Exercise directions
Repeat every entry word for word. Images do not belong in the copy.

Interface dataset entries
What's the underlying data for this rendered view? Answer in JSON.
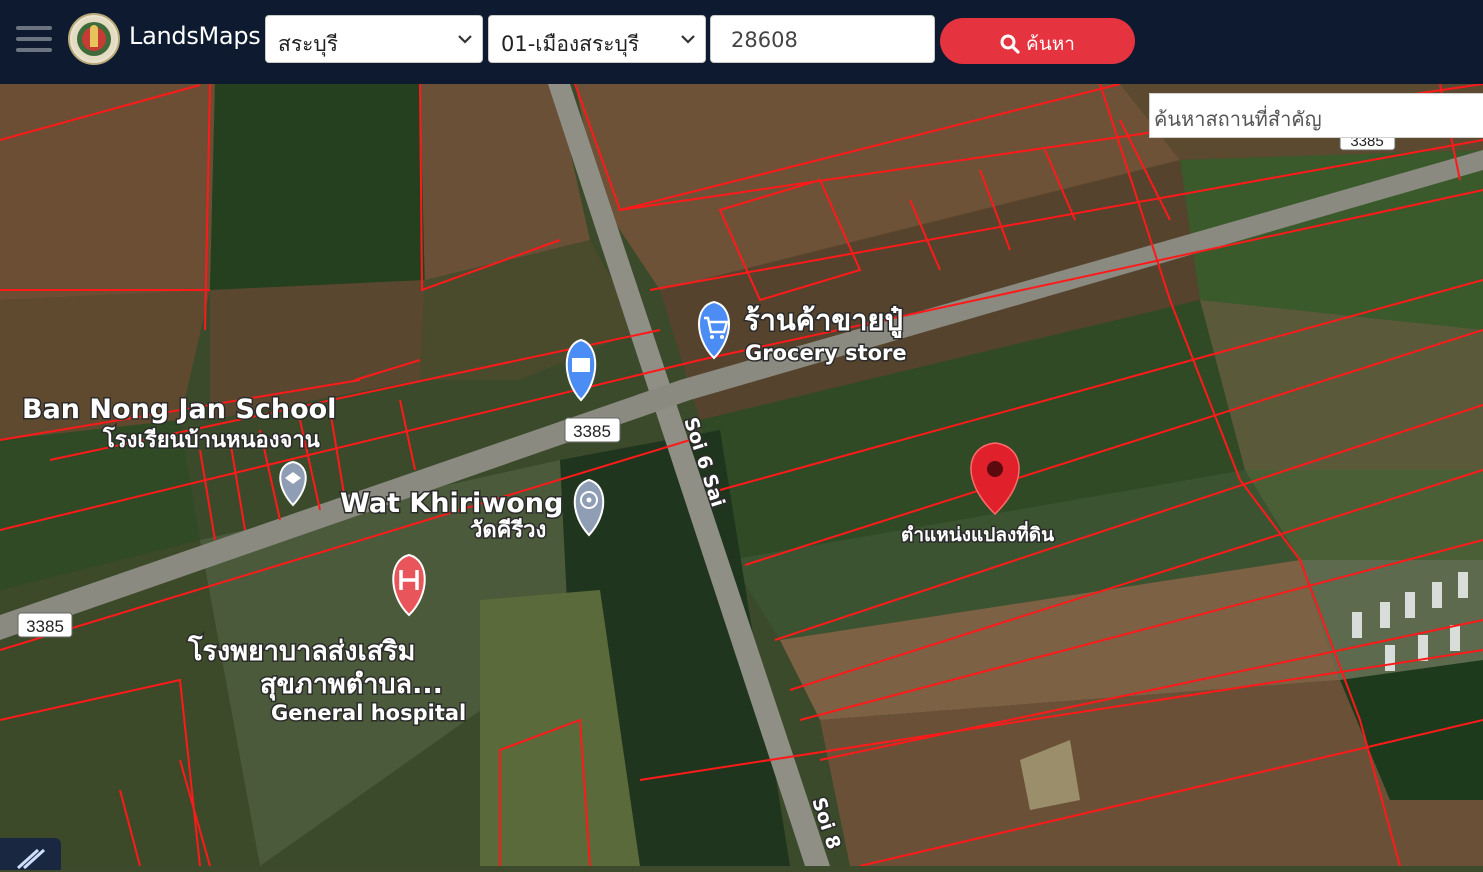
{
  "header": {
    "brand": "LandsMaps",
    "province": "สระบุรี",
    "district": "01-เมืองสระบุรี",
    "parcel_number": "28608",
    "search_label": "ค้นหา"
  },
  "map": {
    "place_search_placeholder": "ค้นหาสถานที่สำคัญ",
    "labels": {
      "school_en": "Ban Nong Jan School",
      "school_th": "โรงเรียนบ้านหนองจาน",
      "temple_en": "Wat Khiriwong",
      "temple_th": "วัดคีรีวง",
      "hospital_th_1": "โรงพยาบาลส่งเสริม",
      "hospital_th_2": "สุขภาพตำบล...",
      "hospital_en": "General hospital",
      "store_th": "ร้านค้าขายปู๋",
      "store_en": "Grocery store",
      "parcel_marker": "ตำแหน่งแปลงที่ดิน",
      "road_3385_a": "3385",
      "road_3385_b": "3385",
      "road_3385_c": "3385",
      "soi_a": "Soi 6 Sai",
      "soi_b": "Soi 8"
    },
    "colors": {
      "boundary": "#ff1a1a",
      "marker": "#e0202a",
      "poi_blue": "#4c8cf5",
      "poi_red": "#e8555a",
      "poi_gray": "#8f9db5"
    }
  }
}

Answer box
What's the underlying data for this rendered view? Answer in JSON.
{
  "header": {
    "brand": "LandsMaps",
    "province": "สระบุรี",
    "district": "01-เมืองสระบุรี",
    "parcel_number": "28608",
    "search_label": "ค้นหา"
  },
  "map": {
    "place_search_placeholder": "ค้นหาสถานที่สำคัญ",
    "labels": {
      "school_en": "Ban Nong Jan School",
      "school_th": "โรงเรียนบ้านหนองจาน",
      "temple_en": "Wat Khiriwong",
      "temple_th": "วัดคีรีวง",
      "hospital_th_1": "โรงพยาบาลส่งเสริม",
      "hospital_th_2": "สุขภาพตำบล...",
      "hospital_en": "General hospital",
      "store_th": "ร้านค้าขายปู๋",
      "store_en": "Grocery store",
      "parcel_marker": "ตำแหน่งแปลงที่ดิน",
      "road_3385_a": "3385",
      "road_3385_b": "3385",
      "road_3385_c": "3385",
      "soi_a": "Soi 6 Sai",
      "soi_b": "Soi 8"
    },
    "colors": {
      "boundary": "#ff1a1a",
      "marker": "#e0202a",
      "poi_blue": "#4c8cf5",
      "poi_red": "#e8555a",
      "poi_gray": "#8f9db5"
    }
  }
}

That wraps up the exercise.